Martin closes out the set with the fourth and final Section which he introduces as stories of “the heart in conflict with itself”. Overall I was less impressed with this set than some of Martin’s earlier work, except for two stories. Not surprisingly, I was impressed with “The Hedge Knight”, the first Ice and Fire prequel story. “The Hedge Knight” was originally collected in the Legends anthology, but I had not read the story before (despite having read most of that anthology), and revisiting Westeros in an earlier time was a treat. I want to know more of Dunk and Egg. The second story I wanted to note was “The Skin Trade”, Martin’s werewolf story which is less about werewolves and more about identity – mixed in with violence and brutality. The other stories, even the odd painting story to close out this volume, were less memorable to me.
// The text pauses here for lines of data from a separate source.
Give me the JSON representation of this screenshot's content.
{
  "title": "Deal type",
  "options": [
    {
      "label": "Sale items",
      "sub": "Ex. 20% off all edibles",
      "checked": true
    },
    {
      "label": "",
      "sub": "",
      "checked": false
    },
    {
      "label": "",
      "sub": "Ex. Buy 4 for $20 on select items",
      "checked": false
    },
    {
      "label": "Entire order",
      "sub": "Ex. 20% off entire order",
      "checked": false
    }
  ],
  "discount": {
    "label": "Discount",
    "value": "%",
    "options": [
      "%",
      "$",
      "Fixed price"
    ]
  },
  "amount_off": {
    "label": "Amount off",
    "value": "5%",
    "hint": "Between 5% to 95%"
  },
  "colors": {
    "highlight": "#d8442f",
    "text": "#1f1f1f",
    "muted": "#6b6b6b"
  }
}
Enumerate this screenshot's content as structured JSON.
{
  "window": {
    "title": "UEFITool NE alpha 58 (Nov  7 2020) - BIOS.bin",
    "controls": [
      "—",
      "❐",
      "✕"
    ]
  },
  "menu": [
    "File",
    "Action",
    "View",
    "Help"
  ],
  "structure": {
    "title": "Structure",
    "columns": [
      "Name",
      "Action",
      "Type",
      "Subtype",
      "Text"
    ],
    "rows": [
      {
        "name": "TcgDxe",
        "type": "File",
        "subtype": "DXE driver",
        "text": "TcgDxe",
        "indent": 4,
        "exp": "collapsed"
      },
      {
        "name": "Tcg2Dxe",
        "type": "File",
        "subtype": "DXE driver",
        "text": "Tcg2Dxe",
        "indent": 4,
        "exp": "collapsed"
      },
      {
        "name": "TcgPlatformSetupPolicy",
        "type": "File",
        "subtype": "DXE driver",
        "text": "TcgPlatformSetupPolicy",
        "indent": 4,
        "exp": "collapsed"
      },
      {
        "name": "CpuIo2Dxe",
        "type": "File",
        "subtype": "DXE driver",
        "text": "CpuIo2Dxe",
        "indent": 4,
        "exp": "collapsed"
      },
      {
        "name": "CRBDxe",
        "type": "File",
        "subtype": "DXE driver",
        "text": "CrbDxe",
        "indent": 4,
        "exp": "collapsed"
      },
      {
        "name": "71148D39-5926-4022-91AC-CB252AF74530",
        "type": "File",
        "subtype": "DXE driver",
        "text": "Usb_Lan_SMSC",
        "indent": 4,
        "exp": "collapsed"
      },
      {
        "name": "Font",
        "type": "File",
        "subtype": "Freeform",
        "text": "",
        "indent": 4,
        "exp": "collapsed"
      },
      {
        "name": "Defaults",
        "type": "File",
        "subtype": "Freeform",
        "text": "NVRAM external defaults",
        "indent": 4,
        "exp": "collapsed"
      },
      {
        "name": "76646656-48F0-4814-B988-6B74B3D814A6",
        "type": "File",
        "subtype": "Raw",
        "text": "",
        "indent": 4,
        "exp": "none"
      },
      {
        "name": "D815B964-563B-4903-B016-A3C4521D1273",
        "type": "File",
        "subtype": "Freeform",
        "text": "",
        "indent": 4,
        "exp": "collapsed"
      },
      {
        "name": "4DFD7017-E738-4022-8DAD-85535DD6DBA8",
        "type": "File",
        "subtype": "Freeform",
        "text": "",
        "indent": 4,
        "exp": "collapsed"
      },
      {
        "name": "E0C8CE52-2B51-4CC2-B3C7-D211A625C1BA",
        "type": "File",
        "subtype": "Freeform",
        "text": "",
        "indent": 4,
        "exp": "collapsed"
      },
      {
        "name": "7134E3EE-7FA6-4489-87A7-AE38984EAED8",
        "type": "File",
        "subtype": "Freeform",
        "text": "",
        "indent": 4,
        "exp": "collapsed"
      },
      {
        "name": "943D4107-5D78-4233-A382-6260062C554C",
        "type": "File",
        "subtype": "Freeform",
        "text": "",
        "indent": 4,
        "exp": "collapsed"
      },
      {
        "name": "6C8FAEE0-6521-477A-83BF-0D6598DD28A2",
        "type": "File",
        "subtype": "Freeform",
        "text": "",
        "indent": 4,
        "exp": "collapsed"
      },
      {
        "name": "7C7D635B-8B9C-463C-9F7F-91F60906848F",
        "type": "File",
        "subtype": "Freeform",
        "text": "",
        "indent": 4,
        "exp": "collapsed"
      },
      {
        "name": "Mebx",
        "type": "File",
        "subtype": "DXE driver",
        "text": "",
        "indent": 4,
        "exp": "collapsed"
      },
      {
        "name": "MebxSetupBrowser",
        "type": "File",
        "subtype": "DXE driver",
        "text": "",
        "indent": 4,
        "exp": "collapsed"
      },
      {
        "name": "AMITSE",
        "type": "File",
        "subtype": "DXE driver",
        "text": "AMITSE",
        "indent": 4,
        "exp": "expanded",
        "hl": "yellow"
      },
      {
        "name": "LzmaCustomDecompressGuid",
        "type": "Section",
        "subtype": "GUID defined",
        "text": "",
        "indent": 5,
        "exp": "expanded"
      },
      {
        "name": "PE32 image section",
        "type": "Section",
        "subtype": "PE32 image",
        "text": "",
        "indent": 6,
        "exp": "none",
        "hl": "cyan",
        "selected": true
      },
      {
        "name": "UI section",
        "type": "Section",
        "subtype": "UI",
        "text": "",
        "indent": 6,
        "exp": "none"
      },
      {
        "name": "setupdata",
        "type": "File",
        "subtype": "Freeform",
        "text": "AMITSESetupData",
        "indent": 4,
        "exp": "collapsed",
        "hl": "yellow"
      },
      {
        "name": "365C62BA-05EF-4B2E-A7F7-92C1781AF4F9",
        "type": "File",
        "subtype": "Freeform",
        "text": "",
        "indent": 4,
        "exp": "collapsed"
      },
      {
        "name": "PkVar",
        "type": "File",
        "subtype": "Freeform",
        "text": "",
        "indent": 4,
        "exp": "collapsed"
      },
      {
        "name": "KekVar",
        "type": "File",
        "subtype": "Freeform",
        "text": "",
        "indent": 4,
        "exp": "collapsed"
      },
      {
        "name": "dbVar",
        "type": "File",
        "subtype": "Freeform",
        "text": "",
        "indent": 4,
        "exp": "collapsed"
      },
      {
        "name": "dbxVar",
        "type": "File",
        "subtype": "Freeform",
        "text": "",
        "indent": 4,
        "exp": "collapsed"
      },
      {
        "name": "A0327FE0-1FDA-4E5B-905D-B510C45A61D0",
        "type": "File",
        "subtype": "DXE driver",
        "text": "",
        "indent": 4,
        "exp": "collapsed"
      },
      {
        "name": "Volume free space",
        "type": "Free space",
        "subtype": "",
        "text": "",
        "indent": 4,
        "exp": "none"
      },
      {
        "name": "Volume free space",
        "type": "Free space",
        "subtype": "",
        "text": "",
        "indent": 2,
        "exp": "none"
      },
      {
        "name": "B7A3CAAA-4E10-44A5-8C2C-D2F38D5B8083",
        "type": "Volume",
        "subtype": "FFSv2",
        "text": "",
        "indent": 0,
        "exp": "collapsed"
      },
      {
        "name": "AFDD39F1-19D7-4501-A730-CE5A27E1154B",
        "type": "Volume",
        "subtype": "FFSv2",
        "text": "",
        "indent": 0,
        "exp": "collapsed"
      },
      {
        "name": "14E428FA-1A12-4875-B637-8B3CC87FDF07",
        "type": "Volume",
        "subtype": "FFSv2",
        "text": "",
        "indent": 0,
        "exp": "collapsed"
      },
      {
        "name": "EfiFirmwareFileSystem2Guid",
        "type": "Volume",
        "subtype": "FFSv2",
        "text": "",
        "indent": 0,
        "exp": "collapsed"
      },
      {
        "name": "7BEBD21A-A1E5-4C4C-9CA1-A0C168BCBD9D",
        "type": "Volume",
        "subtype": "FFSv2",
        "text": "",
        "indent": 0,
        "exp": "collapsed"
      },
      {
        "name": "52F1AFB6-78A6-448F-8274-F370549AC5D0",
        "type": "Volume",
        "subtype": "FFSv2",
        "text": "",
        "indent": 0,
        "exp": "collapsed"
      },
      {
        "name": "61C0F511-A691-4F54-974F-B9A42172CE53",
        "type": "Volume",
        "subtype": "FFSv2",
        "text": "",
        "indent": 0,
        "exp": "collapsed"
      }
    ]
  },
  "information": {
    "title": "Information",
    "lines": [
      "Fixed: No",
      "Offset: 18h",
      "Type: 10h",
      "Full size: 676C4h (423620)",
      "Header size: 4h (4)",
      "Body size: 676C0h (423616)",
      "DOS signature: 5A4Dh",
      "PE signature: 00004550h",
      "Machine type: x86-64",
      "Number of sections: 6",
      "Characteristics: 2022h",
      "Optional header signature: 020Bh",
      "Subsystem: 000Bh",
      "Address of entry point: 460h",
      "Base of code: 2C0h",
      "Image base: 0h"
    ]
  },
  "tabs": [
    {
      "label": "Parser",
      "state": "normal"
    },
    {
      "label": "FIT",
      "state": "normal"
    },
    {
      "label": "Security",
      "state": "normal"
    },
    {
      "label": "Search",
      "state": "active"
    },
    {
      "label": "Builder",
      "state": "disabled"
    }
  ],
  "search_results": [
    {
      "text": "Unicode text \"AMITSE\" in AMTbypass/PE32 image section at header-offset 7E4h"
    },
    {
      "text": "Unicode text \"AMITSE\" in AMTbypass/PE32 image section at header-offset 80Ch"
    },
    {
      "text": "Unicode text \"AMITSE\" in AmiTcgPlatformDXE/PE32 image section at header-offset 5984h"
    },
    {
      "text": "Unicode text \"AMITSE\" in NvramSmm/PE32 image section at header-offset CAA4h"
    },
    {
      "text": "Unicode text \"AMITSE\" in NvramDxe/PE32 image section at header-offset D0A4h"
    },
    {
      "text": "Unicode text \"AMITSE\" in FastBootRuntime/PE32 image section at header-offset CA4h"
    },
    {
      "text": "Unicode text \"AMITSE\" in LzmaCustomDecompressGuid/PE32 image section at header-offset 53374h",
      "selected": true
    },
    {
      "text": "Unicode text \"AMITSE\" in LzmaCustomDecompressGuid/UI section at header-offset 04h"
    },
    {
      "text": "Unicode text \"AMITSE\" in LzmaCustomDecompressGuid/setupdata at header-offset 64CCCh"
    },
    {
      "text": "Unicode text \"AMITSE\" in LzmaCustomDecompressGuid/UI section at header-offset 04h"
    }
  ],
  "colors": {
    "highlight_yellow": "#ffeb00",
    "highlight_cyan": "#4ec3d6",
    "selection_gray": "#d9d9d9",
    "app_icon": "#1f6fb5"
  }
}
Overall, the two volumes of Dreamsongs should be required reading for anyone who only knows George R. R. Martin as the guy who writes the Ice and Fire novels. The man’s career is much deeper and broader than that. So many of his stories are worth the time to read and there is no better chance than the Dreamsongs collections as his previous short story collections are difficult to find and this is a career retrospective containing his best and more representational work. It’s damn good.
With that said, I think Volume I is a stronger set than Volume II. There is more fiction, and the stories stand out more in Volume I than in Volume II. I enjoyed Volume II, but I am more likely to pick up Volume I to re-read and if I had to give a recommendation for only one, it would be the first. But find them both, if possible. It’s quality reading. Good Mr. Martin is quite a damn fine writer.
Whenever GRRM finishes Ice and Fire, I would love to see what he writes next. Whatever it is, it’ll be something none of us expect. Science Fiction, Horror, Fantasy...most likely it’ll be a blend of all three. And more.
Thoughts on Dreamsongs: Volume I